### ACTIVITY:
Print the whole listing, keeping every line exactly as given.

### RECORDS SUPPLIED:
──────

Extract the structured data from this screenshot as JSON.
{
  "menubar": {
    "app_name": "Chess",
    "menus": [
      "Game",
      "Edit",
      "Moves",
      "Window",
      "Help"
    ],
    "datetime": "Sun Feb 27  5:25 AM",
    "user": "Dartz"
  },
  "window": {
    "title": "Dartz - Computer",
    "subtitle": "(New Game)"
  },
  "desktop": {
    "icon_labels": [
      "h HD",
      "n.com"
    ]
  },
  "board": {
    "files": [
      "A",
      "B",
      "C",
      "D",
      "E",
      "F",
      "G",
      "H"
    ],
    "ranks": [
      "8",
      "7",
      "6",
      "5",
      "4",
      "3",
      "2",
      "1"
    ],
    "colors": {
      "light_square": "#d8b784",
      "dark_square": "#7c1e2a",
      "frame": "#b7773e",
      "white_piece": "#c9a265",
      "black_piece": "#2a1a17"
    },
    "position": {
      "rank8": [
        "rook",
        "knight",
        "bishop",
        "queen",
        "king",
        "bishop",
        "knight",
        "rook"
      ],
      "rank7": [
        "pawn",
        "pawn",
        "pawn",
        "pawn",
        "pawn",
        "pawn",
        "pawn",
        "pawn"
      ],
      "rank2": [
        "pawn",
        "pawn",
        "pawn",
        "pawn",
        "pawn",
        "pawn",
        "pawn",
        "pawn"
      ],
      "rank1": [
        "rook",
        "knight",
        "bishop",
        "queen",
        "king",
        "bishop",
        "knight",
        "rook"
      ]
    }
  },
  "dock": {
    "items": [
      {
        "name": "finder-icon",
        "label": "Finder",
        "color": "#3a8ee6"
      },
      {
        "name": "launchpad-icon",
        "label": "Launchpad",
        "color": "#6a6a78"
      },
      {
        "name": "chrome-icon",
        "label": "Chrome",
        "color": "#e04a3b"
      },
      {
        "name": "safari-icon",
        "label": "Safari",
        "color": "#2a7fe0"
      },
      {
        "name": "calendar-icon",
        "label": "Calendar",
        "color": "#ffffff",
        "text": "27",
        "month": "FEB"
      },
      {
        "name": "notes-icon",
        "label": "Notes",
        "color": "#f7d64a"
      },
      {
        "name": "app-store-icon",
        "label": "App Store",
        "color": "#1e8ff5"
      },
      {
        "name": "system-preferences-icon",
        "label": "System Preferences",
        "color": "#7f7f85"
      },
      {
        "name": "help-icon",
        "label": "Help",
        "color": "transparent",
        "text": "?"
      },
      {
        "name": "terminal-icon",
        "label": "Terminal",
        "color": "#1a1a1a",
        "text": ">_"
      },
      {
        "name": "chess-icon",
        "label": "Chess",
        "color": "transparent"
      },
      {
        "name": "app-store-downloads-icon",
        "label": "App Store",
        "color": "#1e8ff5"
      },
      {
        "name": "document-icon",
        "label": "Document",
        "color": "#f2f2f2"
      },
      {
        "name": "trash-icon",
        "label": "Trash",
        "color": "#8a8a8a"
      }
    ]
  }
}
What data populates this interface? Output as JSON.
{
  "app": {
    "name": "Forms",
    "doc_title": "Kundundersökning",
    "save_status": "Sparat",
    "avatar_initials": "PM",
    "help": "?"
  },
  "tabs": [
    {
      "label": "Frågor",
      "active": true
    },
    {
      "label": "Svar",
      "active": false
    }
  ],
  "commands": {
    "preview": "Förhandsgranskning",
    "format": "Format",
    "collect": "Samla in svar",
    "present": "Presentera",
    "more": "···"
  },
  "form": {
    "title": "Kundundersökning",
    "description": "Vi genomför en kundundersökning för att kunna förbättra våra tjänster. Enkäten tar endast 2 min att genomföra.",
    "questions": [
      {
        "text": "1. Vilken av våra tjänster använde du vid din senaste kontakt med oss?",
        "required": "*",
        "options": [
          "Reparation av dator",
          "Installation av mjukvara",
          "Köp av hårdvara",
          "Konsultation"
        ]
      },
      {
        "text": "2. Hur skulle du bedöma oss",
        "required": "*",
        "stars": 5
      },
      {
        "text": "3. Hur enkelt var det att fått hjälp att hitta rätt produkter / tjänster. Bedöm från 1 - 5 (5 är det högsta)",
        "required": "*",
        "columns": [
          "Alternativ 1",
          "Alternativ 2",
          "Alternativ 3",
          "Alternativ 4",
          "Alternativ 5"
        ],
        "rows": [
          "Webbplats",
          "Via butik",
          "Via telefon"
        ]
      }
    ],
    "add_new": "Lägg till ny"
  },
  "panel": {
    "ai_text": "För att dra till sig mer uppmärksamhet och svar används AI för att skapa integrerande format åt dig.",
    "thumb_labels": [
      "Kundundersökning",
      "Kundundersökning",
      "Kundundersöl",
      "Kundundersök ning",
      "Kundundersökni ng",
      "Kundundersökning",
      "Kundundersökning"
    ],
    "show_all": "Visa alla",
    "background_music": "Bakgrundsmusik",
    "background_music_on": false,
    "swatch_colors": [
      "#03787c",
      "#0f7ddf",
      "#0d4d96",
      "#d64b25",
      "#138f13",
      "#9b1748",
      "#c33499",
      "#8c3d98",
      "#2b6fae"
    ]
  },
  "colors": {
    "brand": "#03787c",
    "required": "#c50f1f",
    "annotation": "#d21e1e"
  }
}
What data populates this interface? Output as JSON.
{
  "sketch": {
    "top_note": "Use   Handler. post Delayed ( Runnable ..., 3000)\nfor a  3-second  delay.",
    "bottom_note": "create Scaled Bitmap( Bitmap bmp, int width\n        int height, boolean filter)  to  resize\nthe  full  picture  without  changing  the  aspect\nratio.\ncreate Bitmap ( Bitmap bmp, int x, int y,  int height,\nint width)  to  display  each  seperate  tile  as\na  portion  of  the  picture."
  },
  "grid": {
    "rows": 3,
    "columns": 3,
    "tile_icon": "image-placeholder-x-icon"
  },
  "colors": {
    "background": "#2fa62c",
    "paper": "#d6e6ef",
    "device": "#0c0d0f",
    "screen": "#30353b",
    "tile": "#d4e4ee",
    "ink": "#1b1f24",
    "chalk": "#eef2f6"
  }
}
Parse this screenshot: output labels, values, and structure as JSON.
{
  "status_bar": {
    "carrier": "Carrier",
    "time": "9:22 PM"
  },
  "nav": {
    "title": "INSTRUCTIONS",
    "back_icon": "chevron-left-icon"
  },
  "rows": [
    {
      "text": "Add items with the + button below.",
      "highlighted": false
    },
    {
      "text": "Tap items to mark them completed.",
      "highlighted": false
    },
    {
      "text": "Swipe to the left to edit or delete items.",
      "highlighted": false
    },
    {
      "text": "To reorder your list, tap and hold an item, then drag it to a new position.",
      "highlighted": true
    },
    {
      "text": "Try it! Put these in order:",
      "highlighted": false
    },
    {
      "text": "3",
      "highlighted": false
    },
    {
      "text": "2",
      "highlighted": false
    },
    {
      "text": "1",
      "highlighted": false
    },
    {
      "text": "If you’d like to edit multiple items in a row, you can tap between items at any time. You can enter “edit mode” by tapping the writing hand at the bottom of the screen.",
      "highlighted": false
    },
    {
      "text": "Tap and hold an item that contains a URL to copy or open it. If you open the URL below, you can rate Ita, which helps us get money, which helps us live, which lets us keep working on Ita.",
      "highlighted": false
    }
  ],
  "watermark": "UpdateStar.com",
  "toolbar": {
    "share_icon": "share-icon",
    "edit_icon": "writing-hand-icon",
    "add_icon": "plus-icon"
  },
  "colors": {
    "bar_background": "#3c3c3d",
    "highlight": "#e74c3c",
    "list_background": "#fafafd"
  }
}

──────

### RESPONSE TO THIS TASK:
Extract the structured data from this screenshot as JSON.
{
  "menubar": {
    "app_name": "Chess",
    "menus": [
      "Game",
      "Edit",
      "Moves",
      "Window",
      "Help"
    ],
    "datetime": "Sun Feb 27  5:25 AM",
    "user": "Dartz"
  },
  "window": {
    "title": "Dartz - Computer",
    "subtitle": "(New Game)"
  },
  "desktop": {
    "icon_labels": [
      "h HD",
      "n.com"
    ]
  },
  "board": {
    "files": [
      "A",
      "B",
      "C",
      "D",
      "E",
      "F",
      "G",
      "H"
    ],
    "ranks": [
      "8",
      "7",
      "6",
      "5",
      "4",
      "3",
      "2",
      "1"
    ],
    "colors": {
      "light_square": "#d8b784",
      "dark_square": "#7c1e2a",
      "frame": "#b7773e",
      "white_piece": "#c9a265",
      "black_piece": "#2a1a17"
    },
    "position": {
      "rank8": [
        "rook",
        "knight",
        "bishop",
        "queen",
        "king",
        "bishop",
        "knight",
        "rook"
      ],
      "rank7": [
        "pawn",
        "pawn",
        "pawn",
        "pawn",
        "pawn",
        "pawn",
        "pawn",
        "pawn"
      ],
      "rank2": [
        "pawn",
        "pawn",
        "pawn",
        "pawn",
        "pawn",
        "pawn",
        "pawn",
        "pawn"
      ],
      "rank1": [
        "rook",
        "knight",
        "bishop",
        "queen",
        "king",
        "bishop",
        "knight",
        "rook"
      ]
    }
  },
  "dock": {
    "items": [
      {
        "name": "finder-icon",
        "label": "Finder",
        "color": "#3a8ee6"
      },
      {
        "name": "launchpad-icon",
        "label": "Launchpad",
        "color": "#6a6a78"
      },
      {
        "name": "chrome-icon",
        "label": "Chrome",
        "color": "#e04a3b"
      },
      {
        "name": "safari-icon",
        "label": "Safari",
        "color": "#2a7fe0"
      },
      {
        "name": "calendar-icon",
        "label": "Calendar",
        "color": "#ffffff",
        "text": "27",
        "month": "FEB"
      },
      {
        "name": "notes-icon",
        "label": "Notes",
        "color": "#f7d64a"
      },
      {
        "name": "app-store-icon",
        "label": "App Store",
        "color": "#1e8ff5"
      },
      {
        "name": "system-preferences-icon",
        "label": "System Preferences",
        "color": "#7f7f85"
      },
      {
        "name": "help-icon",
        "label": "Help",
        "color": "transparent",
        "text": "?"
      },
      {
        "name": "terminal-icon",
        "label": "Terminal",
        "color": "#1a1a1a",
        "text": ">_"
      },
      {
        "name": "chess-icon",
        "label": "Chess",
        "color": "transparent"
      },
      {
        "name": "app-store-downloads-icon",
        "label": "App Store",
        "color": "#1e8ff5"
      },
      {
        "name": "document-icon",
        "label": "Document",
        "color": "#f2f2f2"
      },
      {
        "name": "trash-icon",
        "label": "Trash",
        "color": "#8a8a8a"
      }
    ]
  }
}
What data populates this interface? Output as JSON.
{
  "app": {
    "name": "Forms",
    "doc_title": "Kundundersökning",
    "save_status": "Sparat",
    "avatar_initials": "PM",
    "help": "?"
  },
  "tabs": [
    {
      "label": "Frågor",
      "active": true
    },
    {
      "label": "Svar",
      "active": false
    }
  ],
  "commands": {
    "preview": "Förhandsgranskning",
    "format": "Format",
    "collect": "Samla in svar",
    "present": "Presentera",
    "more": "···"
  },
  "form": {
    "title": "Kundundersökning",
    "description": "Vi genomför en kundundersökning för att kunna förbättra våra tjänster. Enkäten tar endast 2 min att genomföra.",
    "questions": [
      {
        "text": "1. Vilken av våra tjänster använde du vid din senaste kontakt med oss?",
        "required": "*",
        "options": [
          "Reparation av dator",
          "Installation av mjukvara",
          "Köp av hårdvara",
          "Konsultation"
        ]
      },
      {
        "text": "2. Hur skulle du bedöma oss",
        "required": "*",
        "stars": 5
      },
      {
        "text": "3. Hur enkelt var det att fått hjälp att hitta rätt produkter / tjänster. Bedöm från 1 - 5 (5 är det högsta)",
        "required": "*",
        "columns": [
          "Alternativ 1",
          "Alternativ 2",
          "Alternativ 3",
          "Alternativ 4",
          "Alternativ 5"
        ],
        "rows": [
          "Webbplats",
          "Via butik",
          "Via telefon"
        ]
      }
    ],
    "add_new": "Lägg till ny"
  },
  "panel": {
    "ai_text": "För att dra till sig mer uppmärksamhet och svar används AI för att skapa integrerande format åt dig.",
    "thumb_labels": [
      "Kundundersökning",
      "Kundundersökning",
      "Kundundersöl",
      "Kundundersök ning",
      "Kundundersökni ng",
      "Kundundersökning",
      "Kundundersökning"
    ],
    "show_all": "Visa alla",
    "background_music": "Bakgrundsmusik",
    "background_music_on": false,
    "swatch_colors": [
      "#03787c",
      "#0f7ddf",
      "#0d4d96",
      "#d64b25",
      "#138f13",
      "#9b1748",
      "#c33499",
      "#8c3d98",
      "#2b6fae"
    ]
  },
  "colors": {
    "brand": "#03787c",
    "required": "#c50f1f",
    "annotation": "#d21e1e"
  }
}
What data populates this interface? Output as JSON.
{
  "sketch": {
    "top_note": "Use   Handler. post Delayed ( Runnable ..., 3000)\nfor a  3-second  delay.",
    "bottom_note": "create Scaled Bitmap( Bitmap bmp, int width\n        int height, boolean filter)  to  resize\nthe  full  picture  without  changing  the  aspect\nratio.\ncreate Bitmap ( Bitmap bmp, int x, int y,  int height,\nint width)  to  display  each  seperate  tile  as\na  portion  of  the  picture."
  },
  "grid": {
    "rows": 3,
    "columns": 3,
    "tile_icon": "image-placeholder-x-icon"
  },
  "colors": {
    "background": "#2fa62c",
    "paper": "#d6e6ef",
    "device": "#0c0d0f",
    "screen": "#30353b",
    "tile": "#d4e4ee",
    "ink": "#1b1f24",
    "chalk": "#eef2f6"
  }
}
Parse this screenshot: output labels, values, and structure as JSON.
{
  "status_bar": {
    "carrier": "Carrier",
    "time": "9:22 PM"
  },
  "nav": {
    "title": "INSTRUCTIONS",
    "back_icon": "chevron-left-icon"
  },
  "rows": [
    {
      "text": "Add items with the + button below.",
      "highlighted": false
    },
    {
      "text": "Tap items to mark them completed.",
      "highlighted": false
    },
    {
      "text": "Swipe to the left to edit or delete items.",
      "highlighted": false
    },
    {
      "text": "To reorder your list, tap and hold an item, then drag it to a new position.",
      "highlighted": true
    },
    {
      "text": "Try it! Put these in order:",
      "highlighted": false
    },
    {
      "text": "3",
      "highlighted": false
    },
    {
      "text": "2",
      "highlighted": false
    },
    {
      "text": "1",
      "highlighted": false
    },
    {
      "text": "If you’d like to edit multiple items in a row, you can tap between items at any time. You can enter “edit mode” by tapping the writing hand at the bottom of the screen.",
      "highlighted": false
    },
    {
      "text": "Tap and hold an item that contains a URL to copy or open it. If you open the URL below, you can rate Ita, which helps us get money, which helps us live, which lets us keep working on Ita.",
      "highlighted": false
    }
  ],
  "watermark": "UpdateStar.com",
  "toolbar": {
    "share_icon": "share-icon",
    "edit_icon": "writing-hand-icon",
    "add_icon": "plus-icon"
  },
  "colors": {
    "bar_background": "#3c3c3d",
    "highlight": "#e74c3c",
    "list_background": "#fafafd"
  }
}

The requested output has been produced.